Marian Viorel Anastasoaie (New Europe College)
Paper short abstract:
The paper analyses how ordinary Cubans evaluated governmental actions during the exceptional hurricane season of 2008. Based on fieldwork in a rural municipality and media analysis this paper shows how these “natural” disasters could symbolically reinforced the image of the Cuban Revolution.
Paper long abstract:
This paper is based on my fieldwork in a tobacco-growing municipality in western Cuba in 2008. That summer's strong hurricanes proved to be an extraordinary occasion to see how people prepare and live during a hurricane and how they evaluate the governmental action pre- and post-hurricanes. I observed the direct impact in their everyday life such as electric blackouts, temporary food shortage and higher food prices. At the same time, in the post-hurricane immediate period, the government adopted a harsher line against black market activities, especially dealing with agricultural products. This provoked serious problems of accessibility of agricultural products in the cities. All these governmental measures provoked intensive debates among Cubans that displayed moral evaluations of state actions and contradictory visions regarding the achievements of the Cuban Revolution.
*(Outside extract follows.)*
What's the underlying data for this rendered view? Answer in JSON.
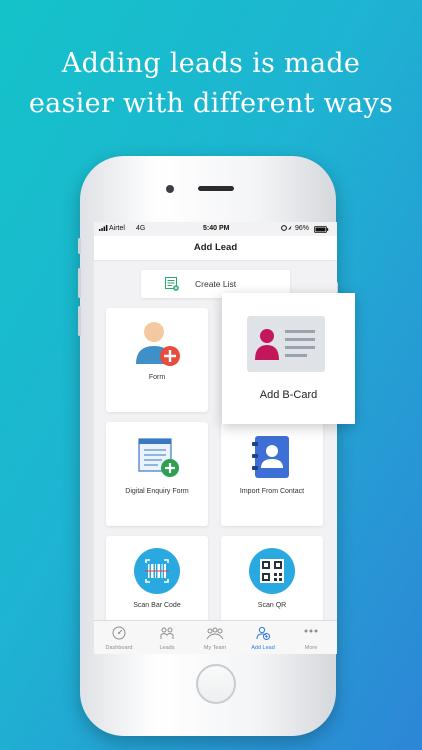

Thus, my aim is to analyse these hurricanes as political and social events that mobilise state and citizens and unleash debates about state's actions, revolutionary ethics and solidarity and international aid. Besides, both the state official media and daily ordinarily debates made the comparison with the US governmental failure in the case of hurricane Katrina a constant remainder of the ideological significance of the revolutionary capacity of dealing with major crises. Hence, I shall argue that, contrary to the interpretation that would see hurricanes as a threat to the stability of the Revolution, we can see them as opportunities for the Cuban state to display its capacity of dealing with external major crises, hence reinforcing the official vision of the Revolution's invincibility.